-------- DATA LISTING

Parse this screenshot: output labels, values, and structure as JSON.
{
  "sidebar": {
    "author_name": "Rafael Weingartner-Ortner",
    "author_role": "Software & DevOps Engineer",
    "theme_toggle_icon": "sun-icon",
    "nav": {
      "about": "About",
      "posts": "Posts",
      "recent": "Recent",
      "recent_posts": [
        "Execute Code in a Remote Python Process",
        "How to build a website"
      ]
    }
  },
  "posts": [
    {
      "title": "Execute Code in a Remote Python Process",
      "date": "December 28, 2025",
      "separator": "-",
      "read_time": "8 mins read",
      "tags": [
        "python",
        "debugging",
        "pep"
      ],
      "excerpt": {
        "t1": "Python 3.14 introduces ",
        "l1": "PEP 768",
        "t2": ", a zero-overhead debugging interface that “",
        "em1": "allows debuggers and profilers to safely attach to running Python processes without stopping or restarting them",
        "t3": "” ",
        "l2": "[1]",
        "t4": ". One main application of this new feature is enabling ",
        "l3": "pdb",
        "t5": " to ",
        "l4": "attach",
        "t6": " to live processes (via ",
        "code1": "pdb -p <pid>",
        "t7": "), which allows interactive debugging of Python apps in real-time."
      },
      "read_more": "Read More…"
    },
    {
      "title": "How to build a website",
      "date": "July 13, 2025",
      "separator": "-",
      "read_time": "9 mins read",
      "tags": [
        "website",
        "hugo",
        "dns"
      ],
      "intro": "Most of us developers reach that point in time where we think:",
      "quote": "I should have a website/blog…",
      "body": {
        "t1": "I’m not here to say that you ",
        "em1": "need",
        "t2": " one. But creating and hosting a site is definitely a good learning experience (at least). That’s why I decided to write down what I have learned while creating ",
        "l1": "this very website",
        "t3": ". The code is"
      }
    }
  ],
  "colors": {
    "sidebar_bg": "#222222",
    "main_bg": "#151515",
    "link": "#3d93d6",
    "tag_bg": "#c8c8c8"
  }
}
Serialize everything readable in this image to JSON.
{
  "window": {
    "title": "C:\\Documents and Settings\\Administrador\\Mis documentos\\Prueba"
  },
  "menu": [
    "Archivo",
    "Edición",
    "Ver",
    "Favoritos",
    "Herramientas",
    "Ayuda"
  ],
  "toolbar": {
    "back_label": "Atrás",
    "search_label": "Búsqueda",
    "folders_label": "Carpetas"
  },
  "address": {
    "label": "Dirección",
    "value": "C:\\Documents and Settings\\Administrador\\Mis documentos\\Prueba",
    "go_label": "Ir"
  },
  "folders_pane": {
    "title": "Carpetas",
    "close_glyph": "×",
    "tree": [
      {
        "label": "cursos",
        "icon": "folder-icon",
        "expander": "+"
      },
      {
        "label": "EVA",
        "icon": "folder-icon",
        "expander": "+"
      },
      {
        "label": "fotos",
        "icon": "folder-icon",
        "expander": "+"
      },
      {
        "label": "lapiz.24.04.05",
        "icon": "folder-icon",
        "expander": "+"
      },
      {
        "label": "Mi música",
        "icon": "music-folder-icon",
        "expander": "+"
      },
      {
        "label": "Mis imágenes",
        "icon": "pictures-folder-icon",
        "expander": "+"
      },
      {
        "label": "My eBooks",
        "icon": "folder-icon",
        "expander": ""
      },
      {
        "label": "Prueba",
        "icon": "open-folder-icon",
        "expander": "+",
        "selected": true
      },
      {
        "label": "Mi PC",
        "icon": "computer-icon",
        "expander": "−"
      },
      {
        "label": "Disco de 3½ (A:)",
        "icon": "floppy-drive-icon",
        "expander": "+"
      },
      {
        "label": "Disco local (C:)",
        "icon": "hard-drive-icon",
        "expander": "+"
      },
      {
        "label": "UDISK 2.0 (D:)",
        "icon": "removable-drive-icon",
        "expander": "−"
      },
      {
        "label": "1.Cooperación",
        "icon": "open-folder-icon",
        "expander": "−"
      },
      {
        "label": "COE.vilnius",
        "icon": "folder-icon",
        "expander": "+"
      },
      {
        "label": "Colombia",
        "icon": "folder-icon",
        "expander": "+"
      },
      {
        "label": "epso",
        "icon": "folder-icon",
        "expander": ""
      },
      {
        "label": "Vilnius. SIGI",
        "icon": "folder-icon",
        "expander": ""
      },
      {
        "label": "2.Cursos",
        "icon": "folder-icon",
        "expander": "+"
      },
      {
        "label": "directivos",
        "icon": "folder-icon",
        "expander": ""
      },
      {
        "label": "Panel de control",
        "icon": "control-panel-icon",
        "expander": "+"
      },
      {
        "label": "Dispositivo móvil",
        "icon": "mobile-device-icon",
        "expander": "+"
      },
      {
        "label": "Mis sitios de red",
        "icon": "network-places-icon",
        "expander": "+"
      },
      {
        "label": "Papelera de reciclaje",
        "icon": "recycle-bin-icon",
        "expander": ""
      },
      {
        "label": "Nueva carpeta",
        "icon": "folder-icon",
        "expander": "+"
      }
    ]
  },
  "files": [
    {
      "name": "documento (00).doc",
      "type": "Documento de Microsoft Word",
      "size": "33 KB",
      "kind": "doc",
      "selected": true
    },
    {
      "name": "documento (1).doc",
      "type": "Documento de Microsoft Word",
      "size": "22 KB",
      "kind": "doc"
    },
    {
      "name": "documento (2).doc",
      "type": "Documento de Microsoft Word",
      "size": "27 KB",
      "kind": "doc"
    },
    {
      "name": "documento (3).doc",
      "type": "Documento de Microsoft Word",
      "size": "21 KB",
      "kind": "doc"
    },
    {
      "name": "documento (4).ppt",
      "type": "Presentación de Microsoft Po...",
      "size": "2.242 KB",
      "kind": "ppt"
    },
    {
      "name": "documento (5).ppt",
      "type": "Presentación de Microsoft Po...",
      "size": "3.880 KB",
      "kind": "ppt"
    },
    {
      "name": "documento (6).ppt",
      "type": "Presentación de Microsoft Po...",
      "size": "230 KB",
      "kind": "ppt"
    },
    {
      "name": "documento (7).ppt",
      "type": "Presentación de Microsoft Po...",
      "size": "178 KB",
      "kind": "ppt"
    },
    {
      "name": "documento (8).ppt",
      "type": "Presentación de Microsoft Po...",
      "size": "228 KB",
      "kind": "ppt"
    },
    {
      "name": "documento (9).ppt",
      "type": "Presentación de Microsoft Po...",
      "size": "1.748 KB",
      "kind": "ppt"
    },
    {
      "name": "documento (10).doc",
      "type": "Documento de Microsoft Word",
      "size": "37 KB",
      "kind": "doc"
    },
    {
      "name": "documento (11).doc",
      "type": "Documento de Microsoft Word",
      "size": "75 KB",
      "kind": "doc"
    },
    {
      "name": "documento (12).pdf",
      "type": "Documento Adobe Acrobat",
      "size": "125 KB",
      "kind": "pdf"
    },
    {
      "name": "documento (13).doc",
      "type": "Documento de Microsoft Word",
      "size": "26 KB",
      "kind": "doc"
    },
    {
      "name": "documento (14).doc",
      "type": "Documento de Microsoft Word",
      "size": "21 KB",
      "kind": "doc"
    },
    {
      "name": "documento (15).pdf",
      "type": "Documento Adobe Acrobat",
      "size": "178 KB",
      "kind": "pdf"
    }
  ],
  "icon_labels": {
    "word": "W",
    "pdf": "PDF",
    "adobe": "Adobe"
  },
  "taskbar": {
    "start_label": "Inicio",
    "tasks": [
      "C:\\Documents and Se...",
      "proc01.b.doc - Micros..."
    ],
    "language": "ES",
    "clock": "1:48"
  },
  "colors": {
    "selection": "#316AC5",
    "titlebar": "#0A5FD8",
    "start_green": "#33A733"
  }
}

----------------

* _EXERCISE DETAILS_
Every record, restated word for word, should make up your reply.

* _OUTPUT BELOW_
Parse this screenshot: output labels, values, and structure as JSON.
{
  "sidebar": {
    "author_name": "Rafael Weingartner-Ortner",
    "author_role": "Software & DevOps Engineer",
    "theme_toggle_icon": "sun-icon",
    "nav": {
      "about": "About",
      "posts": "Posts",
      "recent": "Recent",
      "recent_posts": [
        "Execute Code in a Remote Python Process",
        "How to build a website"
      ]
    }
  },
  "posts": [
    {
      "title": "Execute Code in a Remote Python Process",
      "date": "December 28, 2025",
      "separator": "-",
      "read_time": "8 mins read",
      "tags": [
        "python",
        "debugging",
        "pep"
      ],
      "excerpt": {
        "t1": "Python 3.14 introduces ",
        "l1": "PEP 768",
        "t2": ", a zero-overhead debugging interface that “",
        "em1": "allows debuggers and profilers to safely attach to running Python processes without stopping or restarting them",
        "t3": "” ",
        "l2": "[1]",
        "t4": ". One main application of this new feature is enabling ",
        "l3": "pdb",
        "t5": " to ",
        "l4": "attach",
        "t6": " to live processes (via ",
        "code1": "pdb -p <pid>",
        "t7": "), which allows interactive debugging of Python apps in real-time."
      },
      "read_more": "Read More…"
    },
    {
      "title": "How to build a website",
      "date": "July 13, 2025",
      "separator": "-",
      "read_time": "9 mins read",
      "tags": [
        "website",
        "hugo",
        "dns"
      ],
      "intro": "Most of us developers reach that point in time where we think:",
      "quote": "I should have a website/blog…",
      "body": {
        "t1": "I’m not here to say that you ",
        "em1": "need",
        "t2": " one. But creating and hosting a site is definitely a good learning experience (at least). That’s why I decided to write down what I have learned while creating ",
        "l1": "this very website",
        "t3": ". The code is"
      }
    }
  ],
  "colors": {
    "sidebar_bg": "#222222",
    "main_bg": "#151515",
    "link": "#3d93d6",
    "tag_bg": "#c8c8c8"
  }
}
Serialize everything readable in this image to JSON.
{
  "window": {
    "title": "C:\\Documents and Settings\\Administrador\\Mis documentos\\Prueba"
  },
  "menu": [
    "Archivo",
    "Edición",
    "Ver",
    "Favoritos",
    "Herramientas",
    "Ayuda"
  ],
  "toolbar": {
    "back_label": "Atrás",
    "search_label": "Búsqueda",
    "folders_label": "Carpetas"
  },
  "address": {
    "label": "Dirección",
    "value": "C:\\Documents and Settings\\Administrador\\Mis documentos\\Prueba",
    "go_label": "Ir"
  },
  "folders_pane": {
    "title": "Carpetas",
    "close_glyph": "×",
    "tree": [
      {
        "label": "cursos",
        "icon": "folder-icon",
        "expander": "+"
      },
      {
        "label": "EVA",
        "icon": "folder-icon",
        "expander": "+"
      },
      {
        "label": "fotos",
        "icon": "folder-icon",
        "expander": "+"
      },
      {
        "label": "lapiz.24.04.05",
        "icon": "folder-icon",
        "expander": "+"
      },
      {
        "label": "Mi música",
        "icon": "music-folder-icon",
        "expander": "+"
      },
      {
        "label": "Mis imágenes",
        "icon": "pictures-folder-icon",
        "expander": "+"
      },
      {
        "label": "My eBooks",
        "icon": "folder-icon",
        "expander": ""
      },
      {
        "label": "Prueba",
        "icon": "open-folder-icon",
        "expander": "+",
        "selected": true
      },
      {
        "label": "Mi PC",
        "icon": "computer-icon",
        "expander": "−"
      },
      {
        "label": "Disco de 3½ (A:)",
        "icon": "floppy-drive-icon",
        "expander": "+"
      },
      {
        "label": "Disco local (C:)",
        "icon": "hard-drive-icon",
        "expander": "+"
      },
      {
        "label": "UDISK 2.0 (D:)",
        "icon": "removable-drive-icon",
        "expander": "−"
      },
      {
        "label": "1.Cooperación",
        "icon": "open-folder-icon",
        "expander": "−"
      },
      {
        "label": "COE.vilnius",
        "icon": "folder-icon",
        "expander": "+"
      },
      {
        "label": "Colombia",
        "icon": "folder-icon",
        "expander": "+"
      },
      {
        "label": "epso",
        "icon": "folder-icon",
        "expander": ""
      },
      {
        "label": "Vilnius. SIGI",
        "icon": "folder-icon",
        "expander": ""
      },
      {
        "label": "2.Cursos",
        "icon": "folder-icon",
        "expander": "+"
      },
      {
        "label": "directivos",
        "icon": "folder-icon",
        "expander": ""
      },
      {
        "label": "Panel de control",
        "icon": "control-panel-icon",
        "expander": "+"
      },
      {
        "label": "Dispositivo móvil",
        "icon": "mobile-device-icon",
        "expander": "+"
      },
      {
        "label": "Mis sitios de red",
        "icon": "network-places-icon",
        "expander": "+"
      },
      {
        "label": "Papelera de reciclaje",
        "icon": "recycle-bin-icon",
        "expander": ""
      },
      {
        "label": "Nueva carpeta",
        "icon": "folder-icon",
        "expander": "+"
      }
    ]
  },
  "files": [
    {
      "name": "documento (00).doc",
      "type": "Documento de Microsoft Word",
      "size": "33 KB",
      "kind": "doc",
      "selected": true
    },
    {
      "name": "documento (1).doc",
      "type": "Documento de Microsoft Word",
      "size": "22 KB",
      "kind": "doc"
    },
    {
      "name": "documento (2).doc",
      "type": "Documento de Microsoft Word",
      "size": "27 KB",
      "kind": "doc"
    },
    {
      "name": "documento (3).doc",
      "type": "Documento de Microsoft Word",
      "size": "21 KB",
      "kind": "doc"
    },
    {
      "name": "documento (4).ppt",
      "type": "Presentación de Microsoft Po...",
      "size": "2.242 KB",
      "kind": "ppt"
    },
    {
      "name": "documento (5).ppt",
      "type": "Presentación de Microsoft Po...",
      "size": "3.880 KB",
      "kind": "ppt"
    },
    {
      "name": "documento (6).ppt",
      "type": "Presentación de Microsoft Po...",
      "size": "230 KB",
      "kind": "ppt"
    },
    {
      "name": "documento (7).ppt",
      "type": "Presentación de Microsoft Po...",
      "size": "178 KB",
      "kind": "ppt"
    },
    {
      "name": "documento (8).ppt",
      "type": "Presentación de Microsoft Po...",
      "size": "228 KB",
      "kind": "ppt"
    },
    {
      "name": "documento (9).ppt",
      "type": "Presentación de Microsoft Po...",
      "size": "1.748 KB",
      "kind": "ppt"
    },
    {
      "name": "documento (10).doc",
      "type": "Documento de Microsoft Word",
      "size": "37 KB",
      "kind": "doc"
    },
    {
      "name": "documento (11).doc",
      "type": "Documento de Microsoft Word",
      "size": "75 KB",
      "kind": "doc"
    },
    {
      "name": "documento (12).pdf",
      "type": "Documento Adobe Acrobat",
      "size": "125 KB",
      "kind": "pdf"
    },
    {
      "name": "documento (13).doc",
      "type": "Documento de Microsoft Word",
      "size": "26 KB",
      "kind": "doc"
    },
    {
      "name": "documento (14).doc",
      "type": "Documento de Microsoft Word",
      "size": "21 KB",
      "kind": "doc"
    },
    {
      "name": "documento (15).pdf",
      "type": "Documento Adobe Acrobat",
      "size": "178 KB",
      "kind": "pdf"
    }
  ],
  "icon_labels": {
    "word": "W",
    "pdf": "PDF",
    "adobe": "Adobe"
  },
  "taskbar": {
    "start_label": "Inicio",
    "tasks": [
      "C:\\Documents and Se...",
      "proc01.b.doc - Micros..."
    ],
    "language": "ES",
    "clock": "1:48"
  },
  "colors": {
    "selection": "#316AC5",
    "titlebar": "#0A5FD8",
    "start_green": "#33A733"
  }
}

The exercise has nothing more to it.